→ **AIM OF THE EXERCISE**: Show every line of the data below that includes the word "your".

→ **INFORMATION**:
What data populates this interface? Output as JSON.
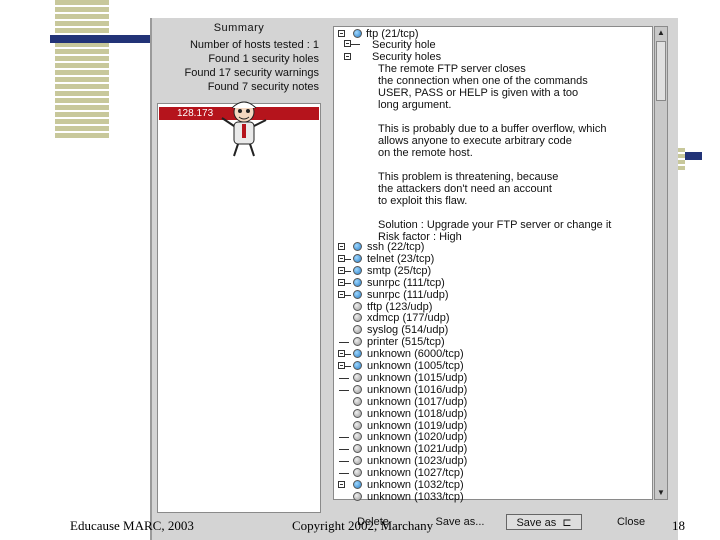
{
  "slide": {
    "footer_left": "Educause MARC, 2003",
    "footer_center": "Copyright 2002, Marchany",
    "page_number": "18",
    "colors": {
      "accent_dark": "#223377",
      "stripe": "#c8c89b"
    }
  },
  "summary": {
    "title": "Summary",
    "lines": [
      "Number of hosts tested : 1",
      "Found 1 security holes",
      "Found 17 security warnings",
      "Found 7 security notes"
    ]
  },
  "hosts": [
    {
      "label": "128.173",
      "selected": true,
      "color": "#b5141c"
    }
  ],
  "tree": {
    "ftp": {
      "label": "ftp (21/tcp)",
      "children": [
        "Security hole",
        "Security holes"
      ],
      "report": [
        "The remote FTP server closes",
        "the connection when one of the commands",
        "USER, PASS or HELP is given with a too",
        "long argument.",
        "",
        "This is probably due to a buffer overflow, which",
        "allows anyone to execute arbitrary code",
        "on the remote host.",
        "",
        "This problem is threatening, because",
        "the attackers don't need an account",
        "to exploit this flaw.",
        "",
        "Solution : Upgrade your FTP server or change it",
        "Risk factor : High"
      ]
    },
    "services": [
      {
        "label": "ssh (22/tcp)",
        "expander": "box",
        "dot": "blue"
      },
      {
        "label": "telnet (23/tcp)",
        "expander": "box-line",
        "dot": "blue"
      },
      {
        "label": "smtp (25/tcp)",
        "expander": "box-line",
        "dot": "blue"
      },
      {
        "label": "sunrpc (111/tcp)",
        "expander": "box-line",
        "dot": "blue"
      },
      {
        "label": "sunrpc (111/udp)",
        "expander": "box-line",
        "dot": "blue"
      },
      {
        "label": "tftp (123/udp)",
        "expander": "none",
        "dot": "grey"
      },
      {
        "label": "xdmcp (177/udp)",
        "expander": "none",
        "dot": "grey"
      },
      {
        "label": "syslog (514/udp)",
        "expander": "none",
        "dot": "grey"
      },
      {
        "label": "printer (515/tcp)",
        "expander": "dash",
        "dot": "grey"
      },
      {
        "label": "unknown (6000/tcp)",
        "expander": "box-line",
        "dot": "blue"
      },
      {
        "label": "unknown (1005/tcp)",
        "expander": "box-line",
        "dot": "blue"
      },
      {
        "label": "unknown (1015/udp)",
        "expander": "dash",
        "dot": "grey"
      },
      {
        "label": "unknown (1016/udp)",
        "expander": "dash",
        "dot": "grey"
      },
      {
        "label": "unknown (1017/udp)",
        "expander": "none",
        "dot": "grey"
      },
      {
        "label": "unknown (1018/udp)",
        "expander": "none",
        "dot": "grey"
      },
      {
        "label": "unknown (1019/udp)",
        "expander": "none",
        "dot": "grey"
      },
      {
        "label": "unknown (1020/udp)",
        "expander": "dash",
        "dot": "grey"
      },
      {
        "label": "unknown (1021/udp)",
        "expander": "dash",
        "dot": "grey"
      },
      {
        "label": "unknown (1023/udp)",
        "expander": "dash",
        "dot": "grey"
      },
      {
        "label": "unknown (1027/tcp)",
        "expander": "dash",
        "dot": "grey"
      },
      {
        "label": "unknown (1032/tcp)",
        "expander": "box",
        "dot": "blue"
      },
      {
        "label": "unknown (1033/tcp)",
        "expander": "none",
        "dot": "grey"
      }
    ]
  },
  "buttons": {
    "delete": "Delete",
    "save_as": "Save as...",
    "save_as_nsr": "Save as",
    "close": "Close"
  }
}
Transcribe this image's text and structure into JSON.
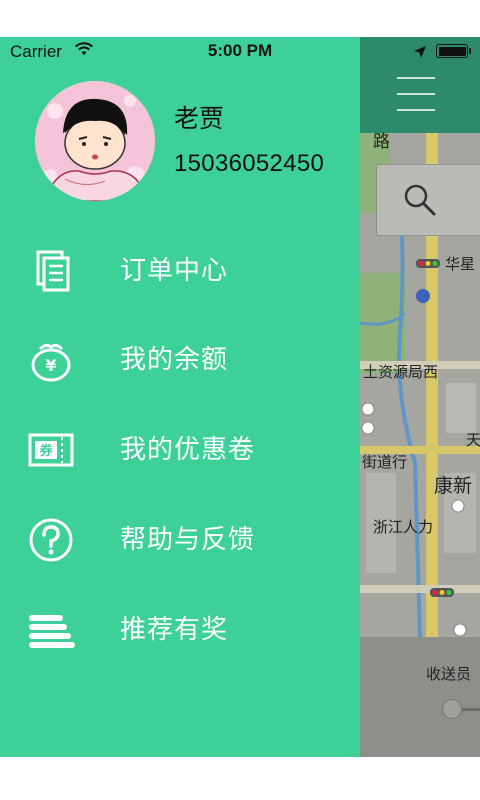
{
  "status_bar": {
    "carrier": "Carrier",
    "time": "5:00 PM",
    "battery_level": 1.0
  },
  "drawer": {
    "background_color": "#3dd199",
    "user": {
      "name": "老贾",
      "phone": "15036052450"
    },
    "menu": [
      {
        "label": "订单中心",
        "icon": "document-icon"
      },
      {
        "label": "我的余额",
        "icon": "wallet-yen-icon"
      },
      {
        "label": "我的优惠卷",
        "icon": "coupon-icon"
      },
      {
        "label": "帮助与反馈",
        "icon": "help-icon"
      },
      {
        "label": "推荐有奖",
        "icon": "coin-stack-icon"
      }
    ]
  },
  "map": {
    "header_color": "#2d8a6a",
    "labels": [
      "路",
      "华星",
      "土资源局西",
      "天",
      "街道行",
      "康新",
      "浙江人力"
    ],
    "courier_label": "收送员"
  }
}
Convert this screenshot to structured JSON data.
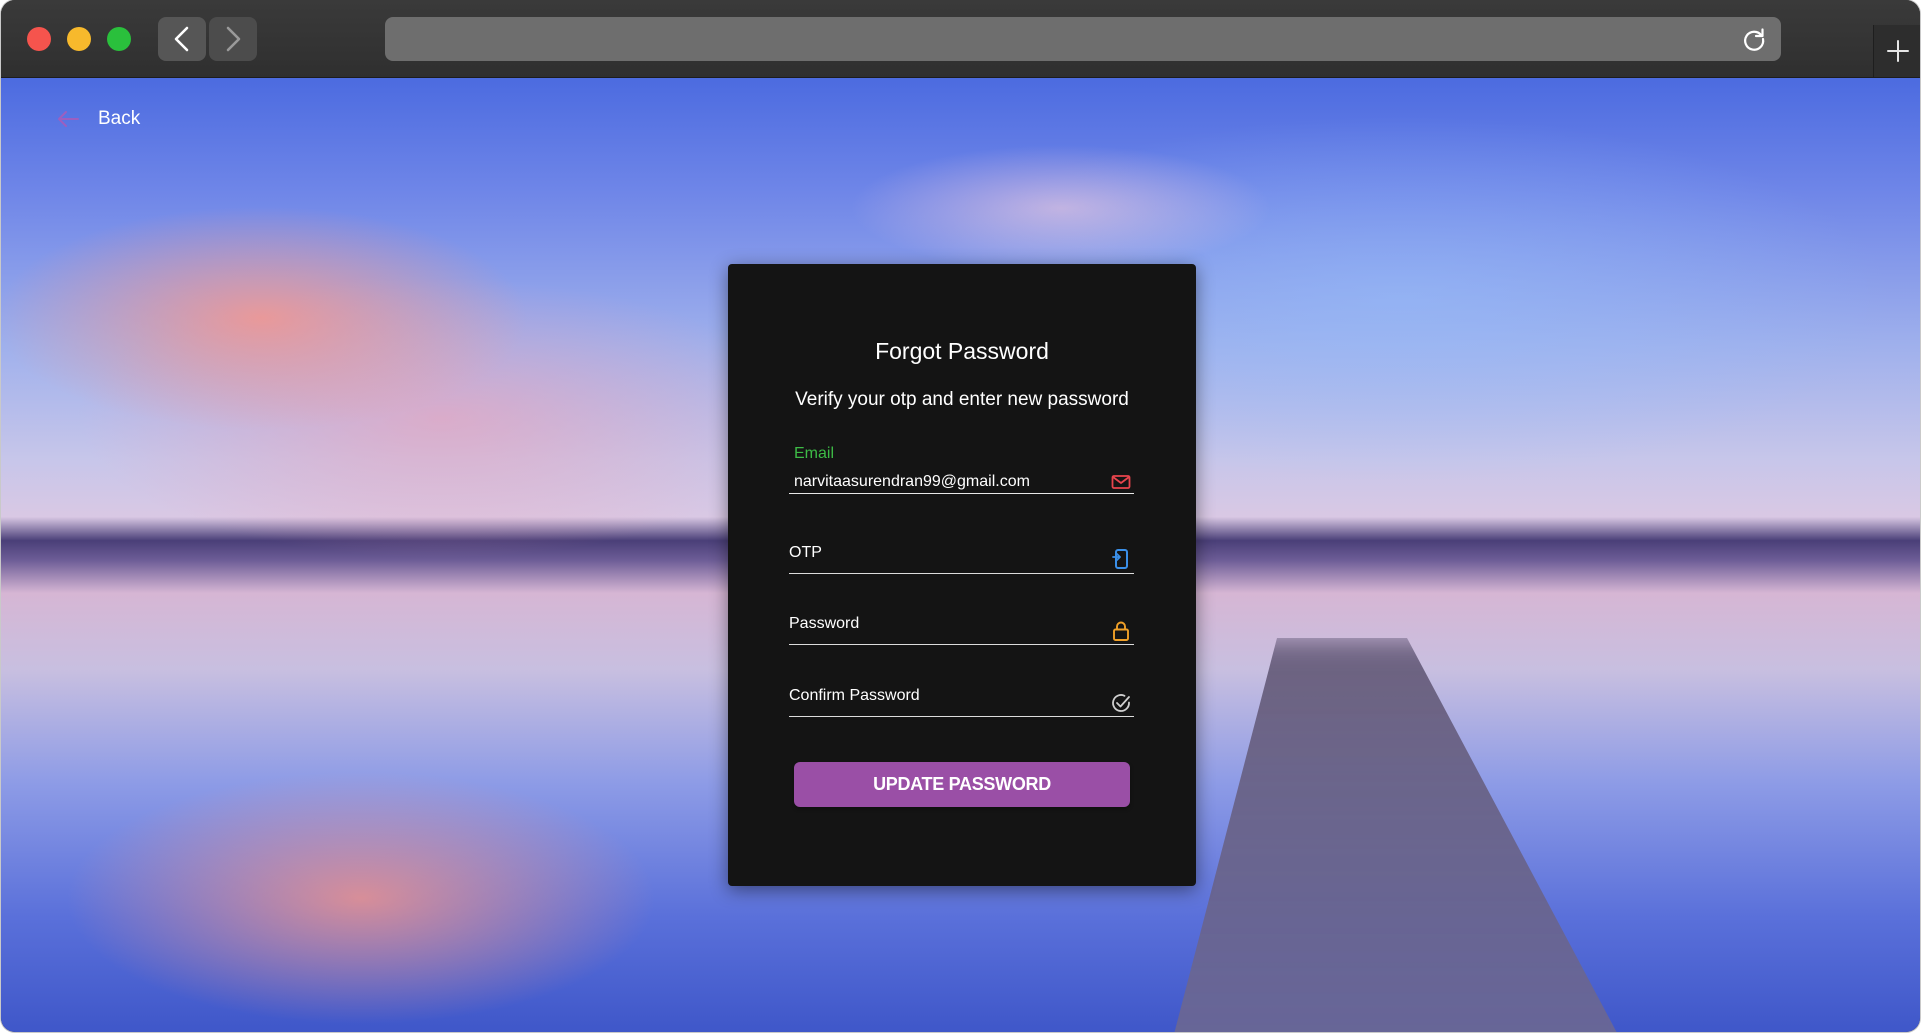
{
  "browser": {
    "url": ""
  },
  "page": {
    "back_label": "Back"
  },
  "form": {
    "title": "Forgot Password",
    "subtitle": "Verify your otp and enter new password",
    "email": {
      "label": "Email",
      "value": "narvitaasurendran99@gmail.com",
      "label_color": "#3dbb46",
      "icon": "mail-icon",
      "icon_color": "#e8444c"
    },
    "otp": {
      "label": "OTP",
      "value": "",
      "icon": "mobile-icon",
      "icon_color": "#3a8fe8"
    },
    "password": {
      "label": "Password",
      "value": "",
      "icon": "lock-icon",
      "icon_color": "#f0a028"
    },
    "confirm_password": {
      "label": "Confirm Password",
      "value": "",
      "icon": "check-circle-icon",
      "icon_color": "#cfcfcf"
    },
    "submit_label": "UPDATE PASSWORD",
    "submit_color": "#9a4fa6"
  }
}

→ **REPLY TO THE EXERCISE**:
        "Solution : Upgrade your FTP server or change it",
    "subtitle": "Verify your otp and enter new password",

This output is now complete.